• **Your objective**: Should a line below contain the word "this", report it.

• **Page and application data records**:
★ ★ ★ ★
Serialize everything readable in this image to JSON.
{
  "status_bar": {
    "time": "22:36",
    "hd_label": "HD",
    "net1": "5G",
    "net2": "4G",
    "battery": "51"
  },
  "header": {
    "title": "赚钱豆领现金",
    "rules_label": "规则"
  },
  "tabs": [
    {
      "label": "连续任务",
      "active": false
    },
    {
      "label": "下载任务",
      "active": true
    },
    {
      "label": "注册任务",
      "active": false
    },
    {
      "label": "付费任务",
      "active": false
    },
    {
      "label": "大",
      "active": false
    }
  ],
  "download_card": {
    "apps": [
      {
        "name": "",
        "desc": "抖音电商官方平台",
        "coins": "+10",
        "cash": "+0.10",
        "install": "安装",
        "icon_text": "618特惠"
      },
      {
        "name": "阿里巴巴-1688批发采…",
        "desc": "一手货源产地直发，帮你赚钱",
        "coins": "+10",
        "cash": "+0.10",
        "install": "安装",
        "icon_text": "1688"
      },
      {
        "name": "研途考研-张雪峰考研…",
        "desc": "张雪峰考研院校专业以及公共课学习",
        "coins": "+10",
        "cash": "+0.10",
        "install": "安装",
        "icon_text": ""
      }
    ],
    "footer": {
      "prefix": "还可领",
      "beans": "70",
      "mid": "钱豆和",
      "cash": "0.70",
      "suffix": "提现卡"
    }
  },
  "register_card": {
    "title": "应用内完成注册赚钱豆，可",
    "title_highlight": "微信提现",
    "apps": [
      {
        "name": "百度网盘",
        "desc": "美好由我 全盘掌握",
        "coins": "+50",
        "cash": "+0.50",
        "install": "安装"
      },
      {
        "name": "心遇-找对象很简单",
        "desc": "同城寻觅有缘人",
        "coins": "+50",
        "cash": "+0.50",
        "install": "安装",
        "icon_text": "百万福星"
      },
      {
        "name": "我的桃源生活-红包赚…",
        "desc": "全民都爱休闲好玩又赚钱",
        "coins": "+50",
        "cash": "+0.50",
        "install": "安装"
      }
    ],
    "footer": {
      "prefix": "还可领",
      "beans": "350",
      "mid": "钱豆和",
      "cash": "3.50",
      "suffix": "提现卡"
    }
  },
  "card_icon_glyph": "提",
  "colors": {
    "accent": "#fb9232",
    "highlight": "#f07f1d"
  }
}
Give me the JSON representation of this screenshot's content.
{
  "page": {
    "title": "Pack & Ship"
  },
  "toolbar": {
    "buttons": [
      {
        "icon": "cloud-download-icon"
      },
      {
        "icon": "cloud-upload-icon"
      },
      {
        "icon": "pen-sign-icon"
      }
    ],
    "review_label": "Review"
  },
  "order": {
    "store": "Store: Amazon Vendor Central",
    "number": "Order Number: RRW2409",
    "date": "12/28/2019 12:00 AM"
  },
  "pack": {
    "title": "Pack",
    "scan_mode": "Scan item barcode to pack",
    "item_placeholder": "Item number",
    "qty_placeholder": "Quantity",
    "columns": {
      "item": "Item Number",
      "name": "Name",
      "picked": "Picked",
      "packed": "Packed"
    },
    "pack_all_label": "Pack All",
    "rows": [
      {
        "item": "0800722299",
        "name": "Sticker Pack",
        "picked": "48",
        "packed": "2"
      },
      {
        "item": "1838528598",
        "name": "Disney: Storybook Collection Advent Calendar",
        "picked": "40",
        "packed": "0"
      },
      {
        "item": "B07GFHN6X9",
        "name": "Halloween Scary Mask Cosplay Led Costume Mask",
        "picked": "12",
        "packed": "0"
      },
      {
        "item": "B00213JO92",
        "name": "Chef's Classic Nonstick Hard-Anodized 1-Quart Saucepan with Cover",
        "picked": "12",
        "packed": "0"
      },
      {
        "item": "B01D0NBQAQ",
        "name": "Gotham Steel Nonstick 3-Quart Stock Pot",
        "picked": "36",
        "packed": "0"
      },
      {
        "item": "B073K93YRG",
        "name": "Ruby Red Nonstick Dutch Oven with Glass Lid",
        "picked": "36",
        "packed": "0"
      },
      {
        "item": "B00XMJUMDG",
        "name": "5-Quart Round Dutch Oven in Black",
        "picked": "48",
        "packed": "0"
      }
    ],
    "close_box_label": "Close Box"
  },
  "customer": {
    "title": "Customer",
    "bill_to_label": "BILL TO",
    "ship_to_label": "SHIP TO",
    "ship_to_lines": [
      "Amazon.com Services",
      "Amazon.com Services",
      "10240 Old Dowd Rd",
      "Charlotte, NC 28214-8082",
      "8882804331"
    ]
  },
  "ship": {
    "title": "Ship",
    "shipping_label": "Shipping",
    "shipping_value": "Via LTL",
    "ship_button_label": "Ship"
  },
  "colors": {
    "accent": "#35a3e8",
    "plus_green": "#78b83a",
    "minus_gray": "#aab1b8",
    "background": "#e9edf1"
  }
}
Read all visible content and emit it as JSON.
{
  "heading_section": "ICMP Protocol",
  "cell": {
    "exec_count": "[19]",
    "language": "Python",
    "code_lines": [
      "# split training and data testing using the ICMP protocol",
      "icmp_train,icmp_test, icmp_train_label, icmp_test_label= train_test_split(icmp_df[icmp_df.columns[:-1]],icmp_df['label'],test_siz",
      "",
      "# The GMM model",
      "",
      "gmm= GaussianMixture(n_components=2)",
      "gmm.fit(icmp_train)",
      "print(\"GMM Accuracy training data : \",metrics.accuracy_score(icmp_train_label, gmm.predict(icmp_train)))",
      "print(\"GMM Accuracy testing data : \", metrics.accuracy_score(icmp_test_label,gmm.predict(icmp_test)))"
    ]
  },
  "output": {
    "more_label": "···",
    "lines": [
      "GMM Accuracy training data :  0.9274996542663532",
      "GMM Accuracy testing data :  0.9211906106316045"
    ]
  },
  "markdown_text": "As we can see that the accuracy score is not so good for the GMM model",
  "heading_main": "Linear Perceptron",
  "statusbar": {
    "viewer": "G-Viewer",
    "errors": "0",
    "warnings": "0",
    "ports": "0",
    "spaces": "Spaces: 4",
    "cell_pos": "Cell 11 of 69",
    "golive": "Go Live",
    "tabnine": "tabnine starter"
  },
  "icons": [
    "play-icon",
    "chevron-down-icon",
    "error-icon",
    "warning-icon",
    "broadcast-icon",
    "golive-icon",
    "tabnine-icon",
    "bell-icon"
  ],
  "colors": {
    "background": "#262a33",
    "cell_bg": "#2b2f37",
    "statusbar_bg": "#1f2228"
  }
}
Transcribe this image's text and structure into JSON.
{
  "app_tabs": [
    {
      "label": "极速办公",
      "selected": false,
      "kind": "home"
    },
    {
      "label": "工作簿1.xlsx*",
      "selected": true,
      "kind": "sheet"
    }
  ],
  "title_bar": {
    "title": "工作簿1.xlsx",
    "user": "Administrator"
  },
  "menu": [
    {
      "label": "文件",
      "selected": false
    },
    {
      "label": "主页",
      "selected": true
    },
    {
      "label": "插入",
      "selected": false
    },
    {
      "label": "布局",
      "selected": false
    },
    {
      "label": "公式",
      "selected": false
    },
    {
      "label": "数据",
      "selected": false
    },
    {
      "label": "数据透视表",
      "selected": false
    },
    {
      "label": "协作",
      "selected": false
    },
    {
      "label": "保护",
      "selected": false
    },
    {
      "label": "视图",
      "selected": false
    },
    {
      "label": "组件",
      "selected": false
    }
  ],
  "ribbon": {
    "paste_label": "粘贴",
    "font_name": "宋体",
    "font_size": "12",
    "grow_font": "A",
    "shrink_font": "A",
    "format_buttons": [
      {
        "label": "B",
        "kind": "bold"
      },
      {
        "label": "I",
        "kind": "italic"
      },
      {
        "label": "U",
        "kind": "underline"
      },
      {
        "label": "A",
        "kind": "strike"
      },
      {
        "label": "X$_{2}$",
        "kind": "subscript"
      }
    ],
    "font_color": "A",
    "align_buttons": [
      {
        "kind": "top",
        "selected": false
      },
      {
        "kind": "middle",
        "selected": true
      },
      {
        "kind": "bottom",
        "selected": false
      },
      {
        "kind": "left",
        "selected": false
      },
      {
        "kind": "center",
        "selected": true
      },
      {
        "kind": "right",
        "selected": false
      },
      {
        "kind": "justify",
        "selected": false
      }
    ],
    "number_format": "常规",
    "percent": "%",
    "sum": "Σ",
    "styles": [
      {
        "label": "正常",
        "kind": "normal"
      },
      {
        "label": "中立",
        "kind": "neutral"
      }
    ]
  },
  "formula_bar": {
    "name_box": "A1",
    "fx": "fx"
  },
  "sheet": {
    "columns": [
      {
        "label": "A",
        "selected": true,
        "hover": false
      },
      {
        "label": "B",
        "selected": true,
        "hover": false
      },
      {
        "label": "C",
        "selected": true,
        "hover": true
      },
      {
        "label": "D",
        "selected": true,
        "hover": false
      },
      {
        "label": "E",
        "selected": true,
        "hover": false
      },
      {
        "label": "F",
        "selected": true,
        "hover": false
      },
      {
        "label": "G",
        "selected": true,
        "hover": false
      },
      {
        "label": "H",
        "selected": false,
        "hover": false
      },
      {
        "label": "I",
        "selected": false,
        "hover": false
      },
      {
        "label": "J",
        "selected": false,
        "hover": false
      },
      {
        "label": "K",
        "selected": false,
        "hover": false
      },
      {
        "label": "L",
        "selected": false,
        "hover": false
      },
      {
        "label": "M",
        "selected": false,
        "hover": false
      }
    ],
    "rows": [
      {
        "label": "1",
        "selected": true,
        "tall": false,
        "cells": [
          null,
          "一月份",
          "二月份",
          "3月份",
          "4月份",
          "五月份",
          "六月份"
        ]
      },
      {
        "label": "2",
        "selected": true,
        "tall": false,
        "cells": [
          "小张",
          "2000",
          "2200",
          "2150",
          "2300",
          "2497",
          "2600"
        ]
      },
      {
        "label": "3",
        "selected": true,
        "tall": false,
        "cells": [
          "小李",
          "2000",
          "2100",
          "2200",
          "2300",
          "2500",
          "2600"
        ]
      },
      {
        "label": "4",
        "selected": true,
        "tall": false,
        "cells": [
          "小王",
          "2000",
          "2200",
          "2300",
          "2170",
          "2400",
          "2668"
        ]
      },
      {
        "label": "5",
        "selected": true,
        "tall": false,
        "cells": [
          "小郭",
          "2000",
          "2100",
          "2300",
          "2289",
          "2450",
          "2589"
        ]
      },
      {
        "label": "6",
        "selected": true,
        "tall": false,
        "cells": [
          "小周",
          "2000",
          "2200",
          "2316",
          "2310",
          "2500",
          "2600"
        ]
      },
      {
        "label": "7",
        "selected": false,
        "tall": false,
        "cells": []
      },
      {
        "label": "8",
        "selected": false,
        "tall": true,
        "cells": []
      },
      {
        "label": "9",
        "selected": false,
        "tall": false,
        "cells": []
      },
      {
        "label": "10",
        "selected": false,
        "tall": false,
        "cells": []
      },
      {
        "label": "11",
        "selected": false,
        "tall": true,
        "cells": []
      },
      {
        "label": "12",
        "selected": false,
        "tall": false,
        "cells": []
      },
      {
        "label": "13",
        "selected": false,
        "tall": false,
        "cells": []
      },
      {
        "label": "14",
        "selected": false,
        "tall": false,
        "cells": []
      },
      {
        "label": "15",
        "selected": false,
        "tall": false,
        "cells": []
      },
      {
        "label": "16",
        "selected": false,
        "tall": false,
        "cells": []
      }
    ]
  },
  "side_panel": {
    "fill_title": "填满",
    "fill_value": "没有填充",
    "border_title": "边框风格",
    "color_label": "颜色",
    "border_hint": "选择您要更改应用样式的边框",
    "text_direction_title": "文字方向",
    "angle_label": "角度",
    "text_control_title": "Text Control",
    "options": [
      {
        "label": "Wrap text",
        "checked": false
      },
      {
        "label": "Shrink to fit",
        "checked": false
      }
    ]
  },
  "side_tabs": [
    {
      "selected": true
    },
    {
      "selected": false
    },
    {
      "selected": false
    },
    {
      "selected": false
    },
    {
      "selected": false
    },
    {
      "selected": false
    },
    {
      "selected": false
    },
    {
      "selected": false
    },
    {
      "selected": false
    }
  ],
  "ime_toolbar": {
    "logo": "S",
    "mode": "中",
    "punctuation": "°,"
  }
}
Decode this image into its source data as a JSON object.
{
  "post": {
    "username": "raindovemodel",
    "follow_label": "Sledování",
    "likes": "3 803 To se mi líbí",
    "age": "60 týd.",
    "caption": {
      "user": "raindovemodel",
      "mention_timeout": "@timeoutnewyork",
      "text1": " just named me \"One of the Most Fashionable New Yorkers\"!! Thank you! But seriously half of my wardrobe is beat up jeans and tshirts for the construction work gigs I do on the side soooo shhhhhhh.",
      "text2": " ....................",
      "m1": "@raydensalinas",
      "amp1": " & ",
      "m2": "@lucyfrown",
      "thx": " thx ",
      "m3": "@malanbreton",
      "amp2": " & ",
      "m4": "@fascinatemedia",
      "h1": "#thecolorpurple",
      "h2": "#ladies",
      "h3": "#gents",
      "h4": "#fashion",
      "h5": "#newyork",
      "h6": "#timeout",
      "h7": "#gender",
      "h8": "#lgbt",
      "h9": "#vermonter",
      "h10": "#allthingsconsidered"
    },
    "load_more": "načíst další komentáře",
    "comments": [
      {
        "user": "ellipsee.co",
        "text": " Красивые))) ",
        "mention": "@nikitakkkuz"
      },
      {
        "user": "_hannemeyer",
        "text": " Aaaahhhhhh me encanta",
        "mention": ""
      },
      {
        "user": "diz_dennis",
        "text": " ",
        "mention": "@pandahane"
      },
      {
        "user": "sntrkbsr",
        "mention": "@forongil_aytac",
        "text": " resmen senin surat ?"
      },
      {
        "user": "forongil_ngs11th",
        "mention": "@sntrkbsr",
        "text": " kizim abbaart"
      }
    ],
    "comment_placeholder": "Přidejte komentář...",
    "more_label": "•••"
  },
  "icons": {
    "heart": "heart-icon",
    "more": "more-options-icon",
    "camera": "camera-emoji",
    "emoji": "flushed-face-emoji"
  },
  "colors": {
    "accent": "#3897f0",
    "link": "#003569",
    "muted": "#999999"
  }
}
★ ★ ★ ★
• **Written reply**:
Serialize everything readable in this image to JSON.
Give me the JSON representation of this screenshot's content.
Transcribe this image's text and structure into JSON.
Decode this image into its source data as a JSON object.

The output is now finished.